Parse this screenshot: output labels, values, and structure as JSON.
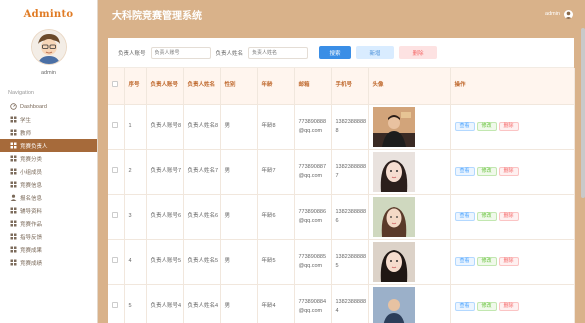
{
  "brand": "Adminto",
  "profile": {
    "name": "admin"
  },
  "nav": {
    "heading": "Navigation",
    "items": [
      {
        "label": "Dashboard",
        "icon": "dashboard-icon",
        "active": false
      },
      {
        "label": "学生",
        "icon": "grid-icon",
        "active": false
      },
      {
        "label": "教师",
        "icon": "grid-icon",
        "active": false
      },
      {
        "label": "竞赛负责人",
        "icon": "grid-icon",
        "active": true
      },
      {
        "label": "竞赛分类",
        "icon": "grid-icon",
        "active": false
      },
      {
        "label": "小组成员",
        "icon": "grid-icon",
        "active": false
      },
      {
        "label": "竞赛信息",
        "icon": "grid-icon",
        "active": false
      },
      {
        "label": "报名信息",
        "icon": "user-icon",
        "active": false
      },
      {
        "label": "辅导资料",
        "icon": "grid-icon",
        "active": false
      },
      {
        "label": "竞赛作品",
        "icon": "grid-icon",
        "active": false
      },
      {
        "label": "指导反馈",
        "icon": "grid-icon",
        "active": false
      },
      {
        "label": "竞赛成果",
        "icon": "grid-icon",
        "active": false
      },
      {
        "label": "竞赛成绩",
        "icon": "grid-icon",
        "active": false
      }
    ]
  },
  "header": {
    "title": "大科院竞赛管理系统",
    "user": "admin"
  },
  "search": {
    "account_label": "负责人账号",
    "account_placeholder": "负责人账号",
    "name_label": "负责人姓名",
    "name_placeholder": "负责人姓名",
    "search_btn": "搜索",
    "add_btn": "新增",
    "delete_btn": "删除"
  },
  "table": {
    "columns": [
      "",
      "序号",
      "负责人账号",
      "负责人姓名",
      "性别",
      "年龄",
      "邮箱",
      "手机号",
      "头像",
      "操作"
    ],
    "ops": {
      "view": "查看",
      "edit": "修改",
      "delete": "删除"
    },
    "rows": [
      {
        "index": "1",
        "account": "负责人账号8",
        "name": "负责人姓名8",
        "gender": "男",
        "age": "年龄8",
        "email": "773890888@qq.com",
        "phone": "13823888888",
        "avatar": "photo-1"
      },
      {
        "index": "2",
        "account": "负责人账号7",
        "name": "负责人姓名7",
        "gender": "男",
        "age": "年龄7",
        "email": "773890887@qq.com",
        "phone": "13823888887",
        "avatar": "photo-2"
      },
      {
        "index": "3",
        "account": "负责人账号6",
        "name": "负责人姓名6",
        "gender": "男",
        "age": "年龄6",
        "email": "773890886@qq.com",
        "phone": "13823888886",
        "avatar": "photo-3"
      },
      {
        "index": "4",
        "account": "负责人账号5",
        "name": "负责人姓名5",
        "gender": "男",
        "age": "年龄5",
        "email": "773890885@qq.com",
        "phone": "13823888885",
        "avatar": "photo-4"
      },
      {
        "index": "5",
        "account": "负责人账号4",
        "name": "负责人姓名4",
        "gender": "男",
        "age": "年龄4",
        "email": "773890884@qq.com",
        "phone": "13823888884",
        "avatar": "photo-5"
      }
    ]
  },
  "colors": {
    "accent": "#d9b28a",
    "active_nav": "#a66a3a",
    "brand": "#e07b24",
    "primary": "#3a8ee6"
  }
}
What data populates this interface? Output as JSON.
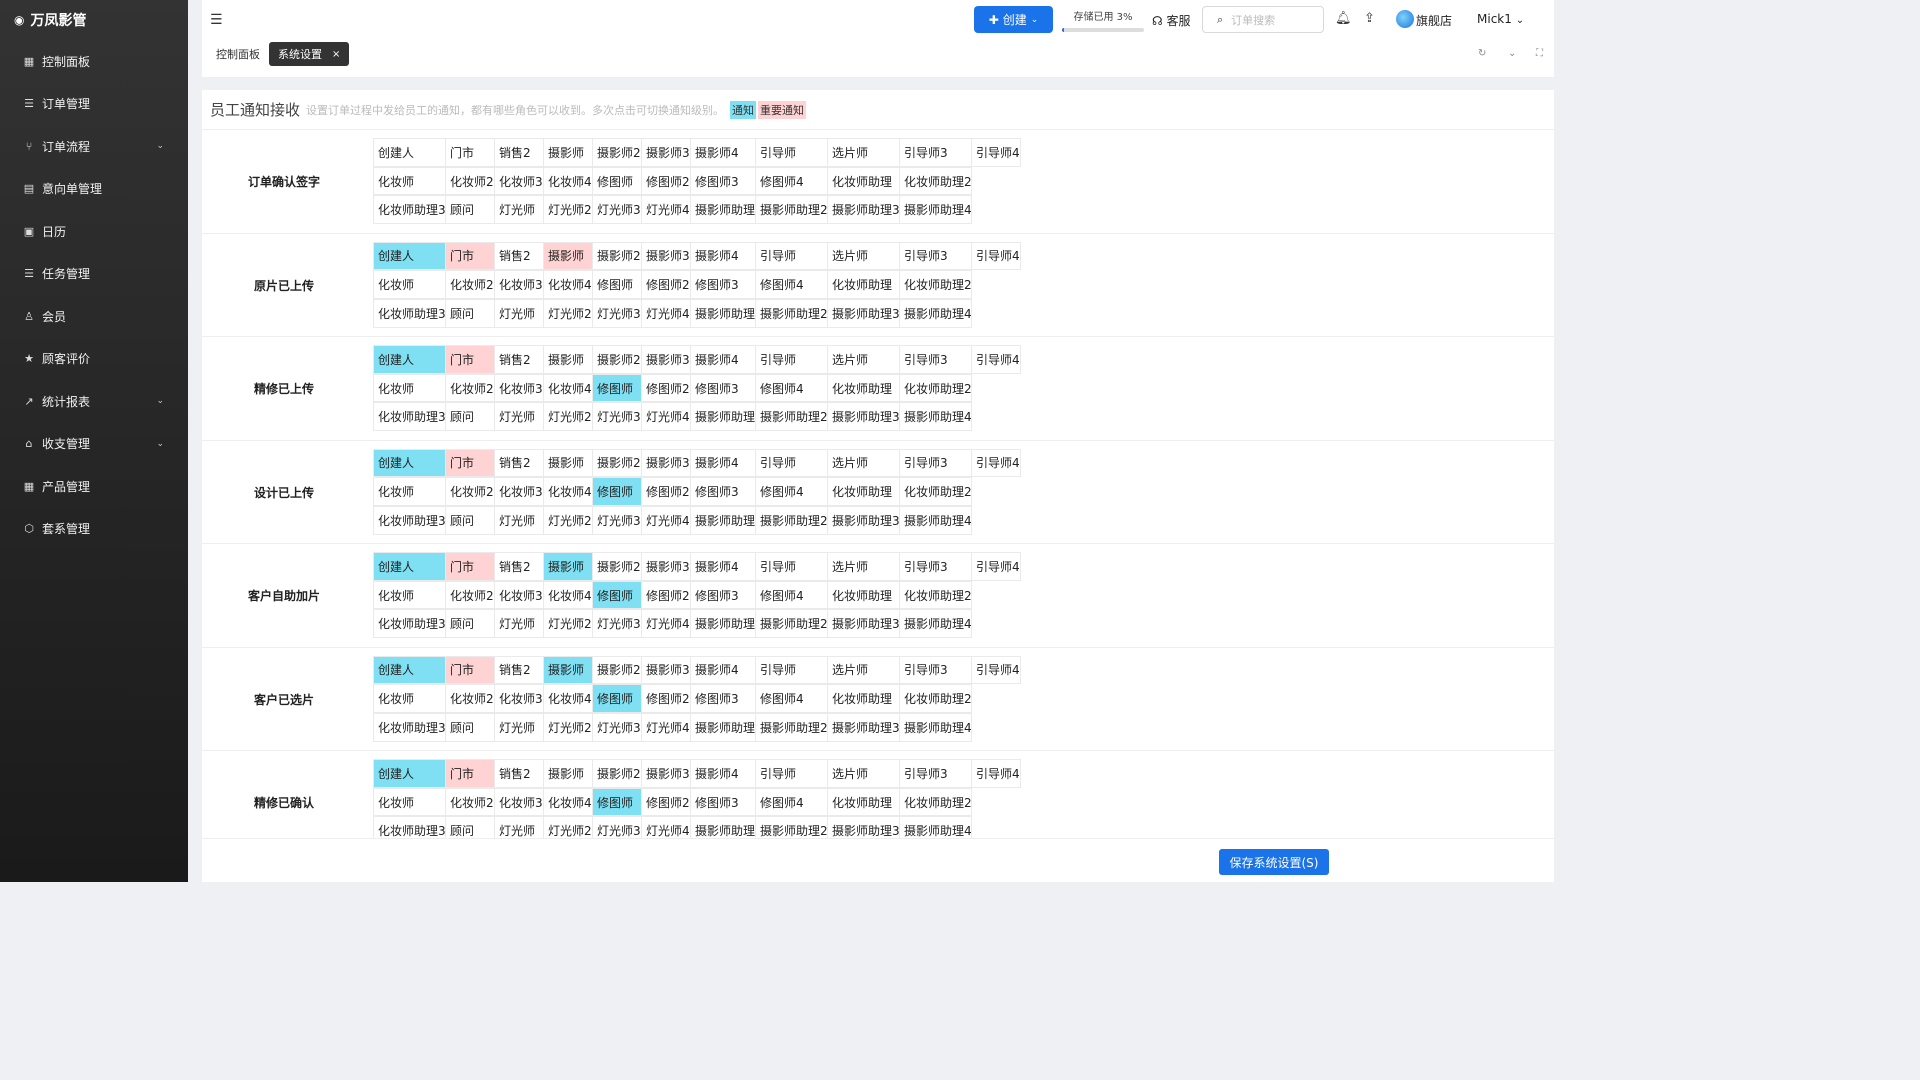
{
  "app": {
    "title": "万凤影管"
  },
  "sidebar": {
    "items": [
      {
        "label": "控制面板",
        "icon": "grid-icon",
        "glyph": "▦",
        "chevron": false
      },
      {
        "label": "订单管理",
        "icon": "list-icon",
        "glyph": "☰",
        "chevron": false
      },
      {
        "label": "订单流程",
        "icon": "flow-icon",
        "glyph": "⑂",
        "chevron": true
      },
      {
        "label": "意向单管理",
        "icon": "document-icon",
        "glyph": "▤",
        "chevron": false
      },
      {
        "label": "日历",
        "icon": "calendar-icon",
        "glyph": "▣",
        "chevron": false
      },
      {
        "label": "任务管理",
        "icon": "tasks-icon",
        "glyph": "☰",
        "chevron": false
      },
      {
        "label": "会员",
        "icon": "user-icon",
        "glyph": "♙",
        "chevron": false
      },
      {
        "label": "顾客评价",
        "icon": "star-icon",
        "glyph": "★",
        "chevron": false
      },
      {
        "label": "统计报表",
        "icon": "chart-icon",
        "glyph": "↗",
        "chevron": true
      },
      {
        "label": "收支管理",
        "icon": "bank-icon",
        "glyph": "⌂",
        "chevron": true
      },
      {
        "label": "产品管理",
        "icon": "apps-icon",
        "glyph": "▦",
        "chevron": false
      },
      {
        "label": "套系管理",
        "icon": "package-icon",
        "glyph": "⬡",
        "chevron": false
      }
    ]
  },
  "topbar": {
    "create_label": "创建",
    "storage_label": "存储已用 3%",
    "storage_percent": 3,
    "support_label": "客服",
    "search_placeholder": "订单搜索",
    "store_label": "旗舰店",
    "user_label": "Mick1"
  },
  "tabs": {
    "dashboard": "控制面板",
    "system_settings": "系统设置"
  },
  "section": {
    "title": "员工通知接收",
    "description": "设置订单过程中发给员工的通知，都有哪些角色可以收到。多次点击可切换通知级别。",
    "legend_notify": "通知",
    "legend_important": "重要通知"
  },
  "colors": {
    "notify": "#7ee0f2",
    "important": "#ffd3d3",
    "accent": "#1a73e8"
  },
  "roles": [
    [
      "创建人",
      "门市",
      "销售2",
      "摄影师",
      "摄影师2",
      "摄影师3",
      "摄影师4",
      "引导师",
      "选片师",
      "引导师3",
      "引导师4"
    ],
    [
      "化妆师",
      "化妆师2",
      "化妆师3",
      "化妆师4",
      "修图师",
      "修图师2",
      "修图师3",
      "修图师4",
      "化妆师助理",
      "化妆师助理2"
    ],
    [
      "化妆师助理3",
      "顾问",
      "灯光师",
      "灯光师2",
      "灯光师3",
      "灯光师4",
      "摄影师助理",
      "摄影师助理2",
      "摄影师助理3",
      "摄影师助理4"
    ]
  ],
  "events": [
    {
      "name": "订单确认签字",
      "notify": [],
      "important": []
    },
    {
      "name": "原片已上传",
      "notify": [
        "0-0"
      ],
      "important": [
        "0-1",
        "0-3"
      ]
    },
    {
      "name": "精修已上传",
      "notify": [
        "0-0",
        "1-4"
      ],
      "important": [
        "0-1"
      ]
    },
    {
      "name": "设计已上传",
      "notify": [
        "0-0",
        "1-4"
      ],
      "important": [
        "0-1"
      ]
    },
    {
      "name": "客户自助加片",
      "notify": [
        "0-0",
        "0-3",
        "1-4"
      ],
      "important": [
        "0-1"
      ]
    },
    {
      "name": "客户已选片",
      "notify": [
        "0-0",
        "0-3",
        "1-4"
      ],
      "important": [
        "0-1"
      ]
    },
    {
      "name": "精修已确认",
      "notify": [
        "0-0",
        "1-4"
      ],
      "important": [
        "0-1"
      ]
    }
  ],
  "footer": {
    "save_label": "保存系统设置(S)"
  }
}
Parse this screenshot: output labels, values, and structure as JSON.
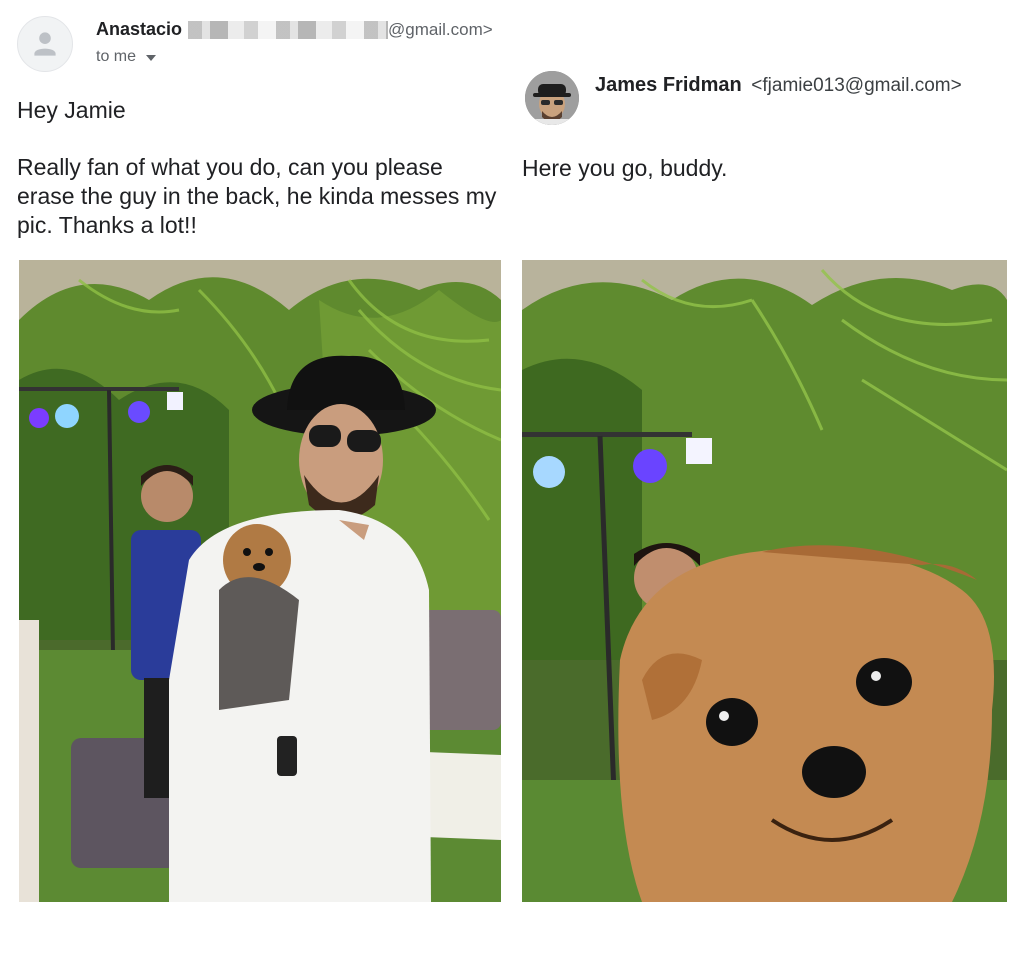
{
  "left_email": {
    "sender_name": "Anastacio",
    "sender_email_suffix": "@gmail.com>",
    "recipient": "to me",
    "greeting": "Hey Jamie",
    "body": "Really fan of what you do, can you please erase the guy in the back, he kinda messes my pic. Thanks a lot!!"
  },
  "right_email": {
    "sender_name": "James Fridman",
    "sender_email": "<fjamie013@gmail.com>",
    "reply": "Here you go, buddy."
  },
  "photos": {
    "left_description_icon": "man-with-dog-photo",
    "right_description_icon": "dog-closeup-photo"
  },
  "colors": {
    "text": "#202124",
    "secondary_text": "#5f6368"
  }
}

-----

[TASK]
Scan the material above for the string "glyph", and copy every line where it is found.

[ANSWER AREA]
        "glyph": "▦",
        "glyph": "☰",
        "glyph": "⑂",
        "glyph": "▤",
        "glyph": "▣",
        "glyph": "☰",
        "glyph": "♙",
        "glyph": "★",
        "glyph": "↗",
        "glyph": "⌂",
        "glyph": "▦",
        "glyph": "⬡",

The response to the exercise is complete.